He was entitled to know. Four years ago, without explanation, the Burgundian had closed all his ventures in Scotland and gone, abandoning the stripling Court which had befriended him. Now he was back, with a trading-ship which belonged to his wife. All the years de Fleury was absent, his wife Gelis had successfully run a good business, as you would expect of a van Borselen of Veere. She had an eight-year-old son by her husband. Tom Yare's own sharp-witted wife admired her acumen, but not what she had heard of her casual marriage. Yare thought de Fleury (in this respect only) a fool. Yare also admired Gelis van Borselen, who was still at home in Bruges and, it seemed, abandoned again. He had met other husbands like this. Men who could sail, but not navigate.
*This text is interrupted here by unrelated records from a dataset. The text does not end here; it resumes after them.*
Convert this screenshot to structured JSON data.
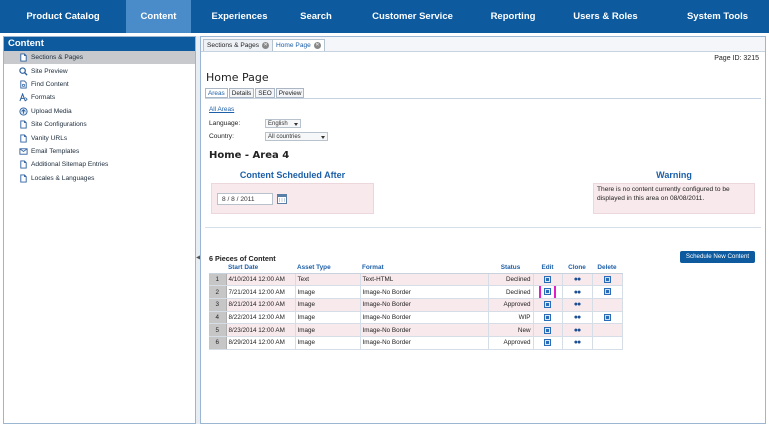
{
  "topnav": {
    "items": [
      {
        "label": "Product Catalog"
      },
      {
        "label": "Content"
      },
      {
        "label": "Experiences"
      },
      {
        "label": "Search"
      },
      {
        "label": "Customer Service"
      },
      {
        "label": "Reporting"
      },
      {
        "label": "Users & Roles"
      },
      {
        "label": "System Tools"
      }
    ],
    "active": "Content",
    "accent": "#0d5a9f"
  },
  "sidebar": {
    "title": "Content",
    "items": [
      {
        "label": "Sections & Pages",
        "icon": "document-icon"
      },
      {
        "label": "Site Preview",
        "icon": "magnifier-icon"
      },
      {
        "label": "Find Content",
        "icon": "find-document-icon"
      },
      {
        "label": "Formats",
        "icon": "format-icon"
      },
      {
        "label": "Upload Media",
        "icon": "upload-icon"
      },
      {
        "label": "Site Configurations",
        "icon": "document-icon"
      },
      {
        "label": "Vanity URLs",
        "icon": "document-icon"
      },
      {
        "label": "Email Templates",
        "icon": "envelope-icon"
      },
      {
        "label": "Additional Sitemap Entries",
        "icon": "document-icon"
      },
      {
        "label": "Locales & Languages",
        "icon": "document-icon"
      }
    ]
  },
  "doc_tabs": [
    {
      "label": "Sections & Pages"
    },
    {
      "label": "Home Page"
    }
  ],
  "page": {
    "id_label": "Page ID: 3215",
    "title": "Home Page",
    "tabs": [
      {
        "label": "Areas"
      },
      {
        "label": "Details"
      },
      {
        "label": "SEO"
      },
      {
        "label": "Preview"
      }
    ],
    "all_areas_link": "All Areas",
    "language_label": "Language:",
    "language_value": "English",
    "country_label": "Country:",
    "country_value": "All countries",
    "area_title": "Home - Area 4",
    "schedule": {
      "heading": "Content Scheduled After",
      "date_value": "8 / 8 / 2011"
    },
    "warning": {
      "heading": "Warning",
      "text": "There is no content currently configured to be displayed in this area on 08/08/2011."
    },
    "pieces_label": "6 Pieces of Content",
    "schedule_button": "Schedule New Content"
  },
  "table": {
    "headers": [
      "",
      "Start Date",
      "Asset Type",
      "Format",
      "Status",
      "Edit",
      "Clone",
      "Delete"
    ],
    "rows": [
      {
        "n": "1",
        "date": "4/10/2014 12:00 AM",
        "type": "Text",
        "format": "Text-HTML",
        "status": "Declined",
        "delete": true
      },
      {
        "n": "2",
        "date": "7/21/2014 12:00 AM",
        "type": "Image",
        "format": "Image-No Border",
        "status": "Declined",
        "delete": true
      },
      {
        "n": "3",
        "date": "8/21/2014 12:00 AM",
        "type": "Image",
        "format": "Image-No Border",
        "status": "Approved",
        "delete": false
      },
      {
        "n": "4",
        "date": "8/22/2014 12:00 AM",
        "type": "Image",
        "format": "Image-No Border",
        "status": "WIP",
        "delete": true
      },
      {
        "n": "5",
        "date": "8/23/2014 12:00 AM",
        "type": "Image",
        "format": "Image-No Border",
        "status": "New",
        "delete": false
      },
      {
        "n": "6",
        "date": "8/29/2014 12:00 AM",
        "type": "Image",
        "format": "Image-No Border",
        "status": "Approved",
        "delete": false
      }
    ],
    "highlight_color": "#e01fc6"
  }
}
De Fleury hadn't mentioned his wife, except in the context of business. Nor did he now. He said, 'I thought I'd see what was happening. I suppose I'd better report what I've told you. Then I'll probably pick up a cargo and leave.'
Yare said, 'They'll want you to stay.'
'They?' said de Fleury.
'The King. The Council. The merchants. It depends whom you plan to see first.' He let a pause develop unhindered.
De Fleury said, 'Perhaps I should ask your advice about that. As you said, it is sensitive news, and incautious handling could cause damage.'
Yare said, 'What have you heard?'
Wodman glanced at his fellow passenger, but said nothing. De Fleury said, 'Only what reached Bruges before the end of the year. The King's brothers and sisters are young, and occasionally wilful. Sometimes merchants and even envoys find it better to speak first to the older men of the Council, who can then choose the right time to debate the issue with King James or his brothers. But I may have heard wrongly.'
'No,' said Yare. He was aware that he had been spared an explanation he would not have wanted to give. He was bailie of Berwick, but he was also one of the small circle -- Scheves, the Prestons, the Sinclairs -- who supplied personal service to the royal household; whose ships brought in baby night coats and wine-barrels and salmon, while some of their houses in Edinburgh were grand enough to lodge envoys. He heard a lot of personal gossip and, of course, used it. But he was careful to whom he imparted it.
Now he said, 'What you heard is true. It is a young Court, as you say. The Duke of Burgundy's death raises complex issues that the King's advisers will want to consider.'
'So that perhaps I should see them initially,' de Fleury said. 'But if the King summons me first, there is not much I can do.'
'No,' said Yare. 'Once he knows that you've landed, that is. But you could be sorely held up. It's a bad beat sometimes, north, in this wind.'
'And Mick Crackbene, as we all know, can't set a course. Yes, that's true,' de Fleury said, lifting a brow at his shipmaster.
'If you say so,' the big fair man said blandly. And to Yare: 'I didn't tell you. We've brought your tombstones. Lovely, they are. One for you, one for your lady. Come and see when we get them ashore.'
He promised. As the talk turned to more everyday channels, it occurred to Tom Yare that there was a piece of gossip he should give to Nicol de Fleury. Something heard by Yare's brother the friar, who lived near the Priory that taught the King's youngest sister in Haddington. He would tell de Fleury, in private.